Further moving to the FIG. 12 position, it will be seen that the punch 112 has pulled away and the nose 132c of the profile pad has finally profiled the bottom and has effectively shortened the wall area W. This is accomplished by the fact that the flange F is clamped during this time and the material is controlled in the wall area W. Therefore, upward movement of the profile pad 132 will roll the material into the configuration shown in FIG. 12 of the drawings. Following this, the operation of the apparatus is identical whether the version of FIGS. 1 through 8 or the tooling configuration of FIGS. 10 through 12 is employed.
Thus, once piston 38 engages the bottom of base 30, the profile will be finally set. Following this, piston 39 has sufficient pressure beneath it to lift the container back to the die line.
The result of this action can be seen in FIG. 8 of the drawings wherein the die core riser 33 will have lifted the profile pad 32 back up to the die line and, of course, pulling the punch 12 away from the fixed platen will permit the spring 34a to raise the knockout 34 back up to die line, while piston 39 lifts profile pad 32 thereby assisting in removal of the container from the die cavity. It will be noted that profile pad 32 stops short of the die line and the action of springs 34a on knockout 34 is required to lift the finished container off the top of profile pad 32. Removal from punch 11 can then be accomplished by air pressure through passages 11b and 12b or by other means if desired.

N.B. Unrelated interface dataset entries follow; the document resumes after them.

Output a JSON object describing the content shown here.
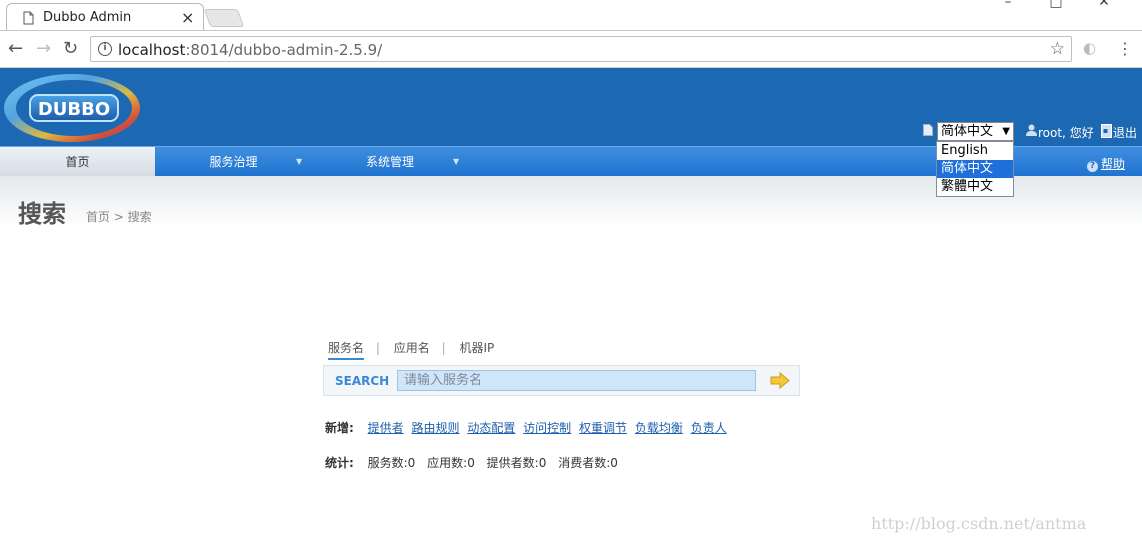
{
  "browser": {
    "tab_title": "Dubbo Admin",
    "tab_close": "×",
    "url_host": "localhost",
    "url_rest": ":8014/dubbo-admin-2.5.9/"
  },
  "header": {
    "logo_text": "DUBBO",
    "language": {
      "selected": "简体中文",
      "options": [
        "English",
        "简体中文",
        "繁體中文"
      ]
    },
    "user_greeting": "root, 您好",
    "logout": "退出"
  },
  "nav": {
    "items": [
      {
        "label": "首页"
      },
      {
        "label": "服务治理"
      },
      {
        "label": "系统管理"
      }
    ],
    "help": "帮助"
  },
  "title": {
    "heading": "搜索",
    "breadcrumb": "首页 > 搜索"
  },
  "search": {
    "tabs": [
      "服务名",
      "应用名",
      "机器IP"
    ],
    "label": "SEARCH",
    "placeholder": "请输入服务名"
  },
  "add_row": {
    "label": "新增:",
    "links": [
      "提供者",
      "路由规则",
      "动态配置",
      "访问控制",
      "权重调节",
      "负载均衡",
      "负责人"
    ]
  },
  "stats_row": {
    "label": "统计:",
    "items": [
      "服务数:0",
      "应用数:0",
      "提供者数:0",
      "消费者数:0"
    ]
  },
  "watermark": "http://blog.csdn.net/antma",
  "colors": {
    "header_blue": "#1d68b3",
    "nav_blue": "#2a7ad4",
    "link_blue": "#1d5fae",
    "dropdown_selected": "#1e6fd9"
  }
}
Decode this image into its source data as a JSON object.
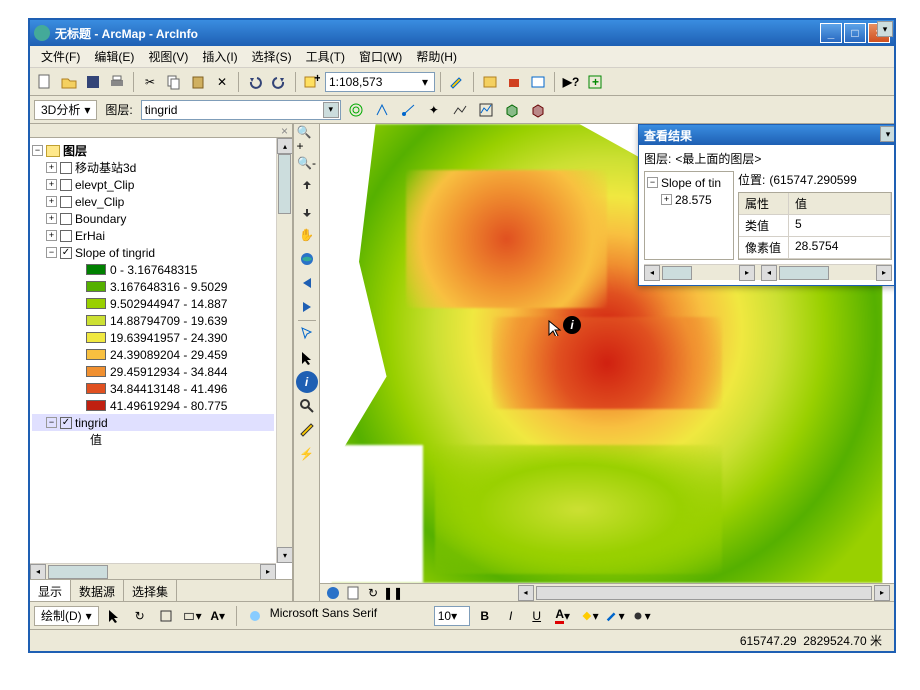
{
  "title": "无标题 - ArcMap - ArcInfo",
  "menus": [
    "文件(F)",
    "编辑(E)",
    "视图(V)",
    "插入(I)",
    "选择(S)",
    "工具(T)",
    "窗口(W)",
    "帮助(H)"
  ],
  "scale": "1:108,573",
  "toolbar2": {
    "analysisLabel": "3D分析",
    "layerLabel": "图层:",
    "layerValue": "tingrid"
  },
  "toc": {
    "root": "图层",
    "layers": [
      {
        "name": "移动基站3d",
        "checked": false
      },
      {
        "name": "elevpt_Clip",
        "checked": false
      },
      {
        "name": "elev_Clip",
        "checked": false
      },
      {
        "name": "Boundary",
        "checked": false
      },
      {
        "name": "ErHai",
        "checked": false
      }
    ],
    "slope": {
      "name": "Slope of tingrid",
      "checked": true,
      "classes": [
        {
          "c": "#008000",
          "l": "0 - 3.167648315"
        },
        {
          "c": "#55b000",
          "l": "3.167648316 - 9.5029"
        },
        {
          "c": "#99d000",
          "l": "9.502944947 - 14.887"
        },
        {
          "c": "#cce033",
          "l": "14.88794709 - 19.639"
        },
        {
          "c": "#f0e840",
          "l": "19.63941957 - 24.390"
        },
        {
          "c": "#f8c040",
          "l": "24.39089204 - 29.459"
        },
        {
          "c": "#f09030",
          "l": "29.45912934 - 34.844"
        },
        {
          "c": "#e05020",
          "l": "34.84413148 - 41.496"
        },
        {
          "c": "#c02010",
          "l": "41.49619294 - 80.775"
        }
      ]
    },
    "tingrid": {
      "name": "tingrid",
      "checked": true,
      "sub": "值"
    }
  },
  "tocTabs": [
    "显示",
    "数据源",
    "选择集"
  ],
  "results": {
    "title": "查看结果",
    "layerLabel": "图层:",
    "layerValue": "<最上面的图层>",
    "treeItem": "Slope of tin",
    "treeSub": "28.575",
    "posLabel": "位置:",
    "posValue": "(615747.290599",
    "headers": [
      "属性",
      "值"
    ],
    "rows": [
      [
        "类值",
        "5"
      ],
      [
        "像素值",
        "28.5754"
      ]
    ]
  },
  "drawbar": {
    "label": "绘制(D)",
    "font": "Microsoft Sans Serif",
    "size": "10"
  },
  "status": "615747.29  2829524.70 米"
}
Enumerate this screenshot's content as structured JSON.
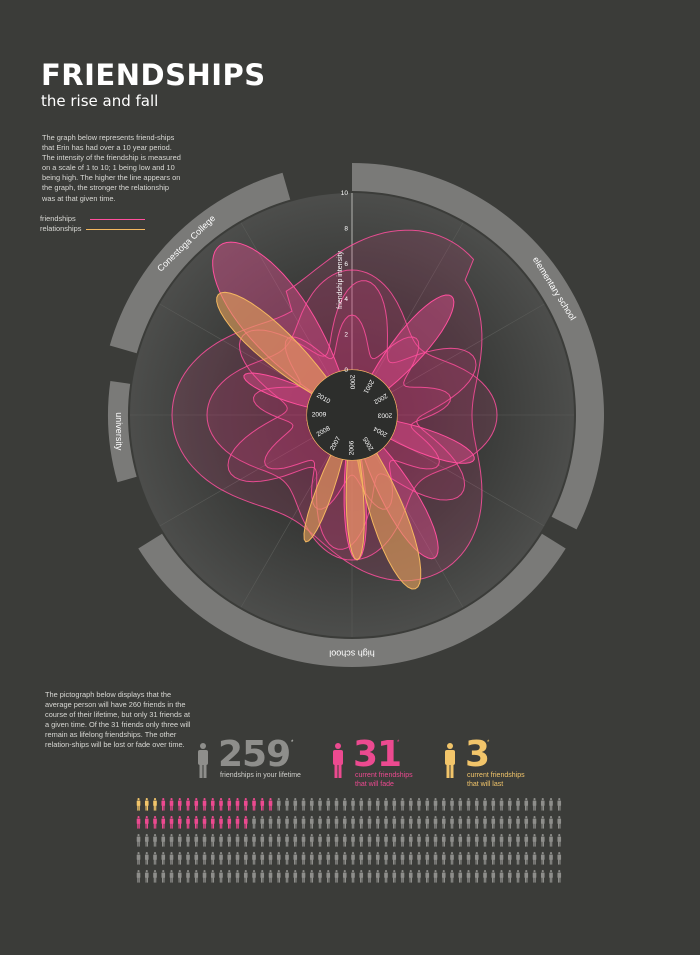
{
  "header": {
    "title": "FRIENDSHIPS",
    "subtitle": "the rise and fall"
  },
  "intro_text": "The graph below represents friend-ships that Erin has had over a 10 year period. The intensity of the friendship is measured on a scale of 1 to 10; 1 being low and 10 being high. The higher the line appears on the graph, the stronger the relationship was at that given time.",
  "legend": {
    "items": [
      {
        "label": "friendships",
        "color": "#ff4f9d"
      },
      {
        "label": "relationships",
        "color": "#f5b860"
      }
    ]
  },
  "radial": {
    "axis_label": "friendship intensity",
    "scale_ticks": [
      "0",
      "2",
      "4",
      "6",
      "8",
      "10"
    ],
    "years": [
      "2000",
      "2001",
      "2002",
      "2003",
      "2004",
      "2005",
      "2006",
      "2007",
      "2008",
      "2009",
      "2010"
    ],
    "periods": [
      {
        "label": "elementary school"
      },
      {
        "label": "high school"
      },
      {
        "label": "university"
      },
      {
        "label": "Conestoga College"
      }
    ]
  },
  "pictograph": {
    "intro_text": "The pictograph below displays that the average person will have 260 friends in the course of their lifetime, but only 31 friends at a given time. Of the 31 friends only three will remain as lifelong friendships. The other relation-ships will be lost or fade over time.",
    "stats": [
      {
        "number": "259",
        "sup": "*",
        "caption": [
          "friendships in your lifetime"
        ],
        "color": "#8e8e8b"
      },
      {
        "number": "31",
        "sup": "*",
        "caption": [
          "current friendships",
          "that will fade"
        ],
        "color": "#ec4a90"
      },
      {
        "number": "3",
        "sup": "*",
        "caption": [
          "current friendships",
          "that will last"
        ],
        "color": "#f2c56a"
      }
    ],
    "grid": {
      "total": 260,
      "lasting": 3,
      "fading": 28
    },
    "colors": {
      "lasting": "#f2c56a",
      "fading": "#ec4a90",
      "other": "#8e8e8b"
    }
  }
}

It will thus be seen that the method and apparatus just described is capable of forming a deep bottom profile at a single station and with a relatively tight radius and deep countersink.
While a full and complete description of the invention has been set forth in accordance with the dictates of the Patent Statutes, it should be understood that modifications can be resorted to without departing from the spirit hereof or the scope of the appended claims.